Morrison quotes 2,000 hardcover copies and 8,000 paperback copies as being a realistic estimate of the average literary novel's sales; I think that's a bit on the optimistic side, and it seems our friend Moonrat agrees (at least as recently as last September). She says that 1,500 copies sold or fewer will probably disappoint your publisher, 2,000 - 4,000 is strong, 4,000 - 7,000 is great, and 7,000+ is fan-friggin'-tastic (I may have paraphrased a little). These numbers are pretty small when you consider the larger publishing environment, in which the average agented book sells around 12,000 copies (according to the Book Industry Study Group and RR Bowker, both quite reputable).
So, is literary fiction dying? Well, yes and no. Yes in the sense that it constitutes a very small percentage of the market; no in the sense that this is anything new.
Finally, what kind of advance can you expect for your literary novel? This is somewhat tricky, since I don't think the data have been compiled yet (at least, not anywhere that I can find) and I don't have much experience with the average literary advance vs. the average advance for an author these days, but I'd be comfortable with this LA Times article from 2002. As I've said before, yes, a lot of these data are a few (or in this case, several) years old, but to be honest, the average advance hasn't crept up all that much in the past few years, and with publishing houses slashing costs wherever possible, advances for debut authors have been falling. You'll probably fall in the $5,000 - $7,000 range.

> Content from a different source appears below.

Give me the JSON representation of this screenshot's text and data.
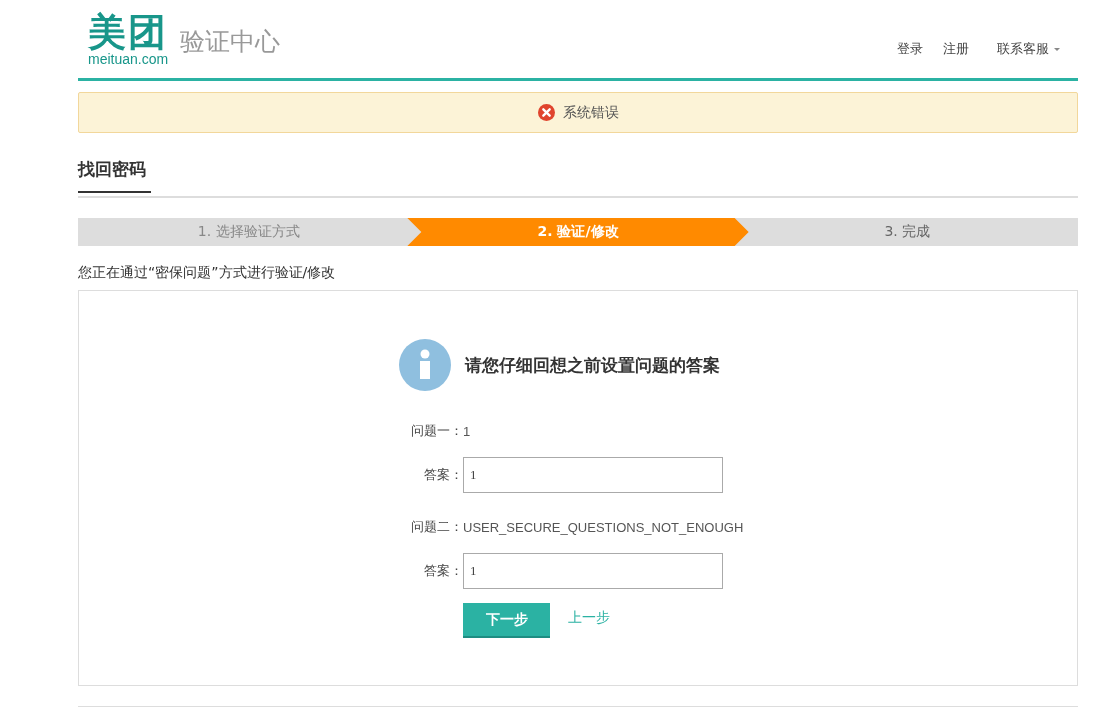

Now, you'll notice in that same article (as well as according to our One True God Wikipedia) that Michael Chabon got an advance of $155,000 for his debut novel, The Mysteries of Pittsburgh. And this is true.
This is also true, and please say it with me: I am not Michael Chabon. You cannot, cannot, cannot pin your hopes on a six figure advance for your debut novel, because the chances are astronomically against you. You are not Michael Chabon. Unless, of course, you are, in which case: hey Mike! Loved The Amazing Adventures of Kavalier & Clay.
So, in summary:
• Literary fiction is not selling well. This is not news.
• The average sales and average advance(s) are lower than usual. You can probably expect an advance in the $5,000 - $7,500 range.
• If you're not a seriously brilliant writer and/or do not have an MFA from Columbia, Iowa, or the like, you might want to reconsider writing literary fiction. That is, if you plan on selling it.
I'm sorry, folks, it breaks my heart. I'm a poet and a consumer of/dabbler in literary fiction; how do you think I feel?